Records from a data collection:
══════════
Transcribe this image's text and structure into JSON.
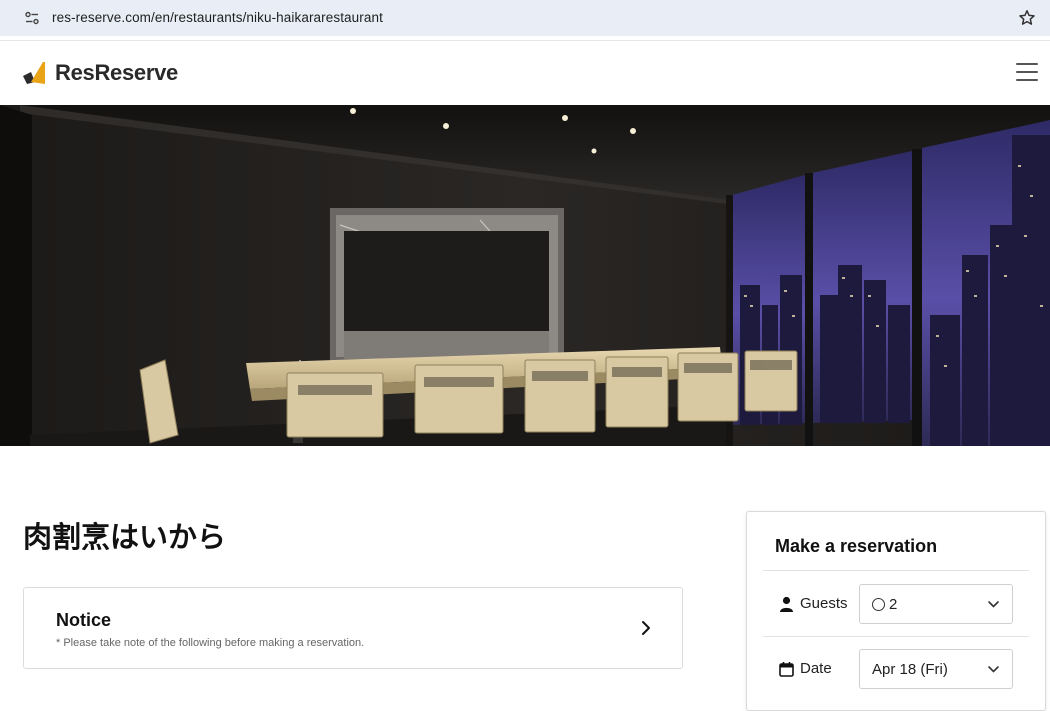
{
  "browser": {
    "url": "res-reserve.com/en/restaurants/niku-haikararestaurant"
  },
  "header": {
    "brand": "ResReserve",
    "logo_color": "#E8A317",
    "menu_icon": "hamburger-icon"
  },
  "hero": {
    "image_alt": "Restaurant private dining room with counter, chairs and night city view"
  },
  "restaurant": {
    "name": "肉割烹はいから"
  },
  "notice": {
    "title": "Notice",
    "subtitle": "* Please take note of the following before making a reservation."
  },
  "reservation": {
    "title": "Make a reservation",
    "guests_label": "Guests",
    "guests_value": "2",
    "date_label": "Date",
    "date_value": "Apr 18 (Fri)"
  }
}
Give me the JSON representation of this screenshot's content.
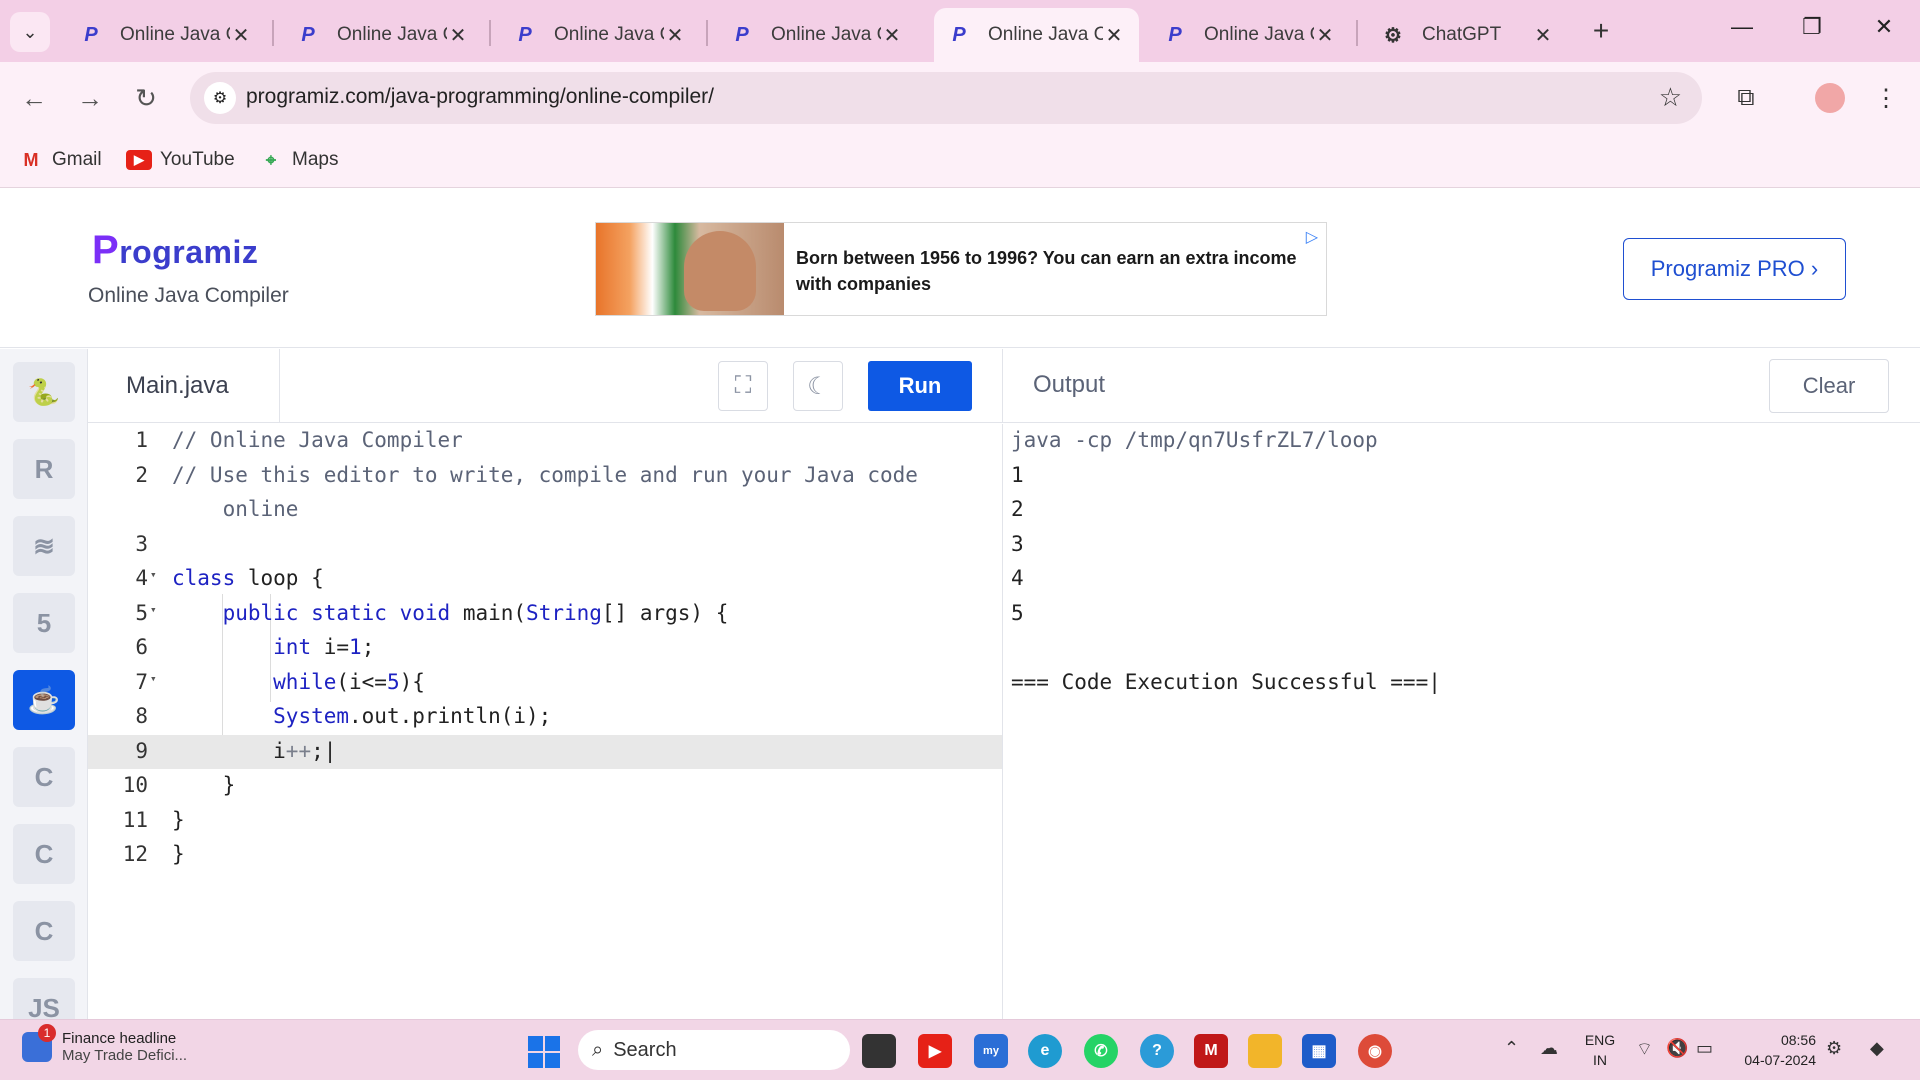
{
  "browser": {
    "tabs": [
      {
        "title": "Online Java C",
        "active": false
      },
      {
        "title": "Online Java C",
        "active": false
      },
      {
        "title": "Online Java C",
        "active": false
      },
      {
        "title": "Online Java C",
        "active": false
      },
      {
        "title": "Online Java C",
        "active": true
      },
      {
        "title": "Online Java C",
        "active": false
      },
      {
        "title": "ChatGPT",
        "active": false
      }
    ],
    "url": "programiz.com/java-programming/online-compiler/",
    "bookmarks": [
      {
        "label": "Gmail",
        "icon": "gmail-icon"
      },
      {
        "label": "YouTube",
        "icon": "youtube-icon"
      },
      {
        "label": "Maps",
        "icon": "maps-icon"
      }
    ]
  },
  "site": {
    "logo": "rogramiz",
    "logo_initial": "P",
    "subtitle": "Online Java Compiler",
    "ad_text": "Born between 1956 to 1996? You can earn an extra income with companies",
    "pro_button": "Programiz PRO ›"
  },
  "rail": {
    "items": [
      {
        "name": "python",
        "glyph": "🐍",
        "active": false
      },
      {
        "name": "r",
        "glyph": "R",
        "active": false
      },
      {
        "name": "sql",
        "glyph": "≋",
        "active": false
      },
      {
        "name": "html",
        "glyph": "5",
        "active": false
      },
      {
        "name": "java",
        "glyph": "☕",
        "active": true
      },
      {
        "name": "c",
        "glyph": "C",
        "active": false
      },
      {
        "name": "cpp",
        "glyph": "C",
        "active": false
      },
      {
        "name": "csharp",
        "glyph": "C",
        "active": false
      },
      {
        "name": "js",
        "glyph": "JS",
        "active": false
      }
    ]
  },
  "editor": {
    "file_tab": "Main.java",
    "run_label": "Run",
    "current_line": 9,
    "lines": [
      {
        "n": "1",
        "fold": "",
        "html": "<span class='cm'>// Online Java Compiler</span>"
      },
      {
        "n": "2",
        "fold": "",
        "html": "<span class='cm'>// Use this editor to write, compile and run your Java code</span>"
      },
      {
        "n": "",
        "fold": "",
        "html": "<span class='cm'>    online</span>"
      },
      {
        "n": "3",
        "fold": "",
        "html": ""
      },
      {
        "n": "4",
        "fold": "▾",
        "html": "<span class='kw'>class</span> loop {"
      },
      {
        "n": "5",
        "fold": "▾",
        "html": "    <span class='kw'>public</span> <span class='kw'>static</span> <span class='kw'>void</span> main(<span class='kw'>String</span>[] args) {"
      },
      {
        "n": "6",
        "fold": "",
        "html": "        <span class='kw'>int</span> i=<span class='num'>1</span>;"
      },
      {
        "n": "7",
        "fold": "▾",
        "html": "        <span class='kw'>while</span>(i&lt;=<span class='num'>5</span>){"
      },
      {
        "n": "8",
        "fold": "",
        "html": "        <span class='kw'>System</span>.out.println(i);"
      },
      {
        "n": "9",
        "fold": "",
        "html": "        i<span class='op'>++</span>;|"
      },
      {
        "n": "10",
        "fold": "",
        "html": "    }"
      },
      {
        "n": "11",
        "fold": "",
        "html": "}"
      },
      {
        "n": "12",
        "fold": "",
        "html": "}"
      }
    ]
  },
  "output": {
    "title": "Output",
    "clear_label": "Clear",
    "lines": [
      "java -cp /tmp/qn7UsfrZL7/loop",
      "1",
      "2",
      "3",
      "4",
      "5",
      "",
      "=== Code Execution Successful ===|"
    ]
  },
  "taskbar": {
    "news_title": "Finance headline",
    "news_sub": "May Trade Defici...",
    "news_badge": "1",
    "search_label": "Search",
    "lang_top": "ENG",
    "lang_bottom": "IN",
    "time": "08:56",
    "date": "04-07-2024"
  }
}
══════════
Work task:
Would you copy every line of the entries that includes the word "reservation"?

The completed task:
    "subtitle": "* Please take note of the following before making a reservation."
  "reservation": {
    "title": "Make a reservation",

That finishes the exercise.